Data shown:
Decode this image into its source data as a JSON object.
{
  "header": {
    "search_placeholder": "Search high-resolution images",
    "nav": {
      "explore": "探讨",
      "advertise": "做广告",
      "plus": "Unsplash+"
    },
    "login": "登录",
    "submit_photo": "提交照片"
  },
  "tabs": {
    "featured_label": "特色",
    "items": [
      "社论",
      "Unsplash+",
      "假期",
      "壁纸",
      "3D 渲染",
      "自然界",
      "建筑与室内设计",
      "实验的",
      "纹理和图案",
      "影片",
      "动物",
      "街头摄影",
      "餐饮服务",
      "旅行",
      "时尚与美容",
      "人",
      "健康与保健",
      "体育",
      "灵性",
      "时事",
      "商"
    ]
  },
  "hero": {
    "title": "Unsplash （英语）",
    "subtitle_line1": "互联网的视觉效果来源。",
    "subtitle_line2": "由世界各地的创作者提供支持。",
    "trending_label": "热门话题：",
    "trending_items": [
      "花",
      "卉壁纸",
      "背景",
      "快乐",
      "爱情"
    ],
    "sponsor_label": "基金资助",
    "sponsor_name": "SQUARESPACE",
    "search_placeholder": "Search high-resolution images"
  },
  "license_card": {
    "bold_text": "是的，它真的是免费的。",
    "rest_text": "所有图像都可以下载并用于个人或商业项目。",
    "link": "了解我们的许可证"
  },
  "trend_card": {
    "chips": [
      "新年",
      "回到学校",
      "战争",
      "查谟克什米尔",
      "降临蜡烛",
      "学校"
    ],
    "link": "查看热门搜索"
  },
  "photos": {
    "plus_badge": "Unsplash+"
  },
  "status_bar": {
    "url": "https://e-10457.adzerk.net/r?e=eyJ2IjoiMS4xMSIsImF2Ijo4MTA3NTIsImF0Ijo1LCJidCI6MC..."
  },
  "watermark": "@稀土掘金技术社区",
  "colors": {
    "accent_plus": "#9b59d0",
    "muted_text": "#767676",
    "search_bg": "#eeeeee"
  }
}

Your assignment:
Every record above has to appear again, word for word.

Exercise solution:
Decode this image into its source data as a JSON object.
{
  "header": {
    "search_placeholder": "Search high-resolution images",
    "nav": {
      "explore": "探讨",
      "advertise": "做广告",
      "plus": "Unsplash+"
    },
    "login": "登录",
    "submit_photo": "提交照片"
  },
  "tabs": {
    "featured_label": "特色",
    "items": [
      "社论",
      "Unsplash+",
      "假期",
      "壁纸",
      "3D 渲染",
      "自然界",
      "建筑与室内设计",
      "实验的",
      "纹理和图案",
      "影片",
      "动物",
      "街头摄影",
      "餐饮服务",
      "旅行",
      "时尚与美容",
      "人",
      "健康与保健",
      "体育",
      "灵性",
      "时事",
      "商"
    ]
  },
  "hero": {
    "title": "Unsplash （英语）",
    "subtitle_line1": "互联网的视觉效果来源。",
    "subtitle_line2": "由世界各地的创作者提供支持。",
    "trending_label": "热门话题：",
    "trending_items": [
      "花",
      "卉壁纸",
      "背景",
      "快乐",
      "爱情"
    ],
    "sponsor_label": "基金资助",
    "sponsor_name": "SQUARESPACE",
    "search_placeholder": "Search high-resolution images"
  },
  "license_card": {
    "bold_text": "是的，它真的是免费的。",
    "rest_text": "所有图像都可以下载并用于个人或商业项目。",
    "link": "了解我们的许可证"
  },
  "trend_card": {
    "chips": [
      "新年",
      "回到学校",
      "战争",
      "查谟克什米尔",
      "降临蜡烛",
      "学校"
    ],
    "link": "查看热门搜索"
  },
  "photos": {
    "plus_badge": "Unsplash+"
  },
  "status_bar": {
    "url": "https://e-10457.adzerk.net/r?e=eyJ2IjoiMS4xMSIsImF2Ijo4MTA3NTIsImF0Ijo1LCJidCI6MC..."
  },
  "watermark": "@稀土掘金技术社区",
  "colors": {
    "accent_plus": "#9b59d0",
    "muted_text": "#767676",
    "search_bg": "#eeeeee"
  }
}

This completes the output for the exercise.